    The Grandmas.... (5.00 / 4) (#1)
    by kdog on Wed Aug 15, 2012 at 09:52:03 AM EST
    are inspiring...anything for the kids.  This one's for the growing grandmas of Swaziland...Grandma's Hands

    Here are women, poorer than poor with burdens beyond belief, pulling themselves up by their bootstraps and making something outta nothing, and all the law got for them is trouble and grief. And not just local unjust law, but John Law all the way from the f8ckin' USA.

    These women should be worshipped by conservatives, no?  Well, worshipped and admired by everyone, but especially conservatives.  They ain't asking for free public education, welfare, or anything...just to be left alone to live off the land without the constant threat of police & thieves hanging over their head.  Crazy as it sounds its almost easier to understand tyrants of the "left" like Obama & Biden wanting these women in chains than it is tyrants of the "right" like Romney & Ryan. Free market principles demand these women, and all mj growers, be allowed to bring their crops to market legally.

    Fantasy... (none / 0) (#5)
    by ScottW714 on Thu Aug 16, 2012 at 09:17:35 AM EST
    ...thinking the cops will put grandmothers in prison here, but the DEA won't in other countries.  



    The DEA Empire (5.00 / 2) (#2)
    by koshembos on Wed Aug 15, 2012 at 10:16:32 AM EST
    The world as a collection DEA colonies fits our over importance at a time of steep decline. Our fake drug morality imposed on a world that wants none of it and of our need to fill up jails and discriminate against our minorities.

    Romney/Obama it's all the same corrupt social mind.

    I was in Swaziland in Nov. 2010, ... (5.00 / 1) (#3)
    by Donald from Hawaii on Wed Aug 15, 2012 at 05:04:26 PM EST
    ... and we stayed there for three days while we were on our trip in southern Africa. It's a small, mountainous but picturesque kingdom, nestled between South Africa and Mozambique.

    Swaziland is one of the few remaining absolute monarchies in the world today. It's nominally ruled by King Mswati III, but in reality, Swazi society is highly matriarchal, and most all the political power rests with the king's mother, Queen Ntombi Tfwala, and the council of his late father's 70 wives, who chose him from among the late king's 67 sons to succeed him in 1986. The Queen and her fellow wives appoint the prime minister and all the people who administer the country, who in turn report to her son.

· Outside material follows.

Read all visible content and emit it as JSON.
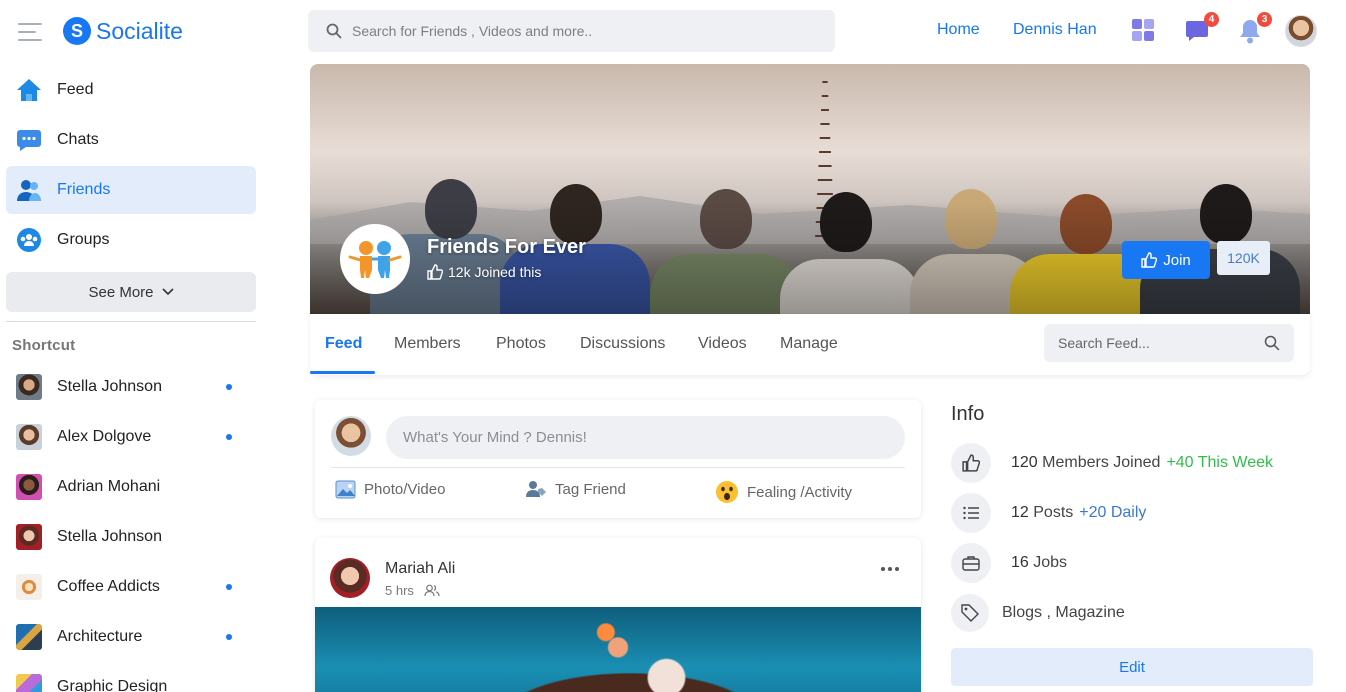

    We visited the province of Ezulwihi, which is governed by Chief Mdluli, a strong-willed woman in her late 60s who is also Queen Ntombi's sister. The province has been devastated by AIDS, and HIV infects 25% of the population and has left over 1,000 children orphaned.

    Chief Mdluni provides for the care and education of these children personally, and she founded a large primary and boarding school for them in 1998. We visited this school and met Chief Gelane Mdluni, and I have to say that I was greatly impressed by what she has accomplished given her rather limited resources. It was quite obvious that she is highly respected by both the children and the citizens she rules.

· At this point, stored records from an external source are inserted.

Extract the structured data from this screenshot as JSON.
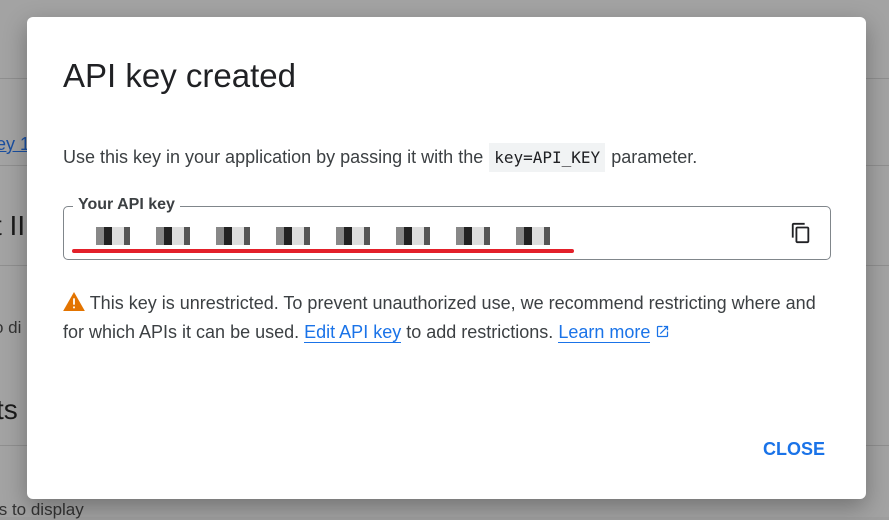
{
  "background": {
    "fragments": [
      "ey 1",
      "t II",
      "o di",
      "ts",
      "ts to display"
    ]
  },
  "dialog": {
    "title": "API key created",
    "description_before": "Use this key in your application by passing it with the",
    "description_code": "key=API_KEY",
    "description_after": "parameter.",
    "field_label": "Your API key",
    "copy_icon": "content-copy-icon",
    "warning_icon": "warning-triangle-icon",
    "warning_text": "This key is unrestricted. To prevent unauthorized use, we recommend restricting where and for which APIs it can be used.",
    "edit_link": "Edit API key",
    "middle_text": "to add restrictions.",
    "learn_more": "Learn more",
    "close_label": "CLOSE"
  },
  "colors": {
    "accent": "#1a73e8",
    "warning": "#e37400",
    "highlight": "#e3202a"
  }
}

    Anyway, I just wanted to provide a bit of first-hand background about Swaziland. It's a poor country that poses absolutely no threat either to us or neighboring South Africa, and we really have no business being there.


    of course... (none / 0) (#4)
    by diogenes on Wed Aug 15, 2012 at 06:43:14 PM EST
    If weed were legal, Swazi Gold would drop a great deal in price since the black market premium would be gone.  You'd see mass quantities of Kentucky weed being grown legally and probably farm lobbies pushing for tariff protection against "imports".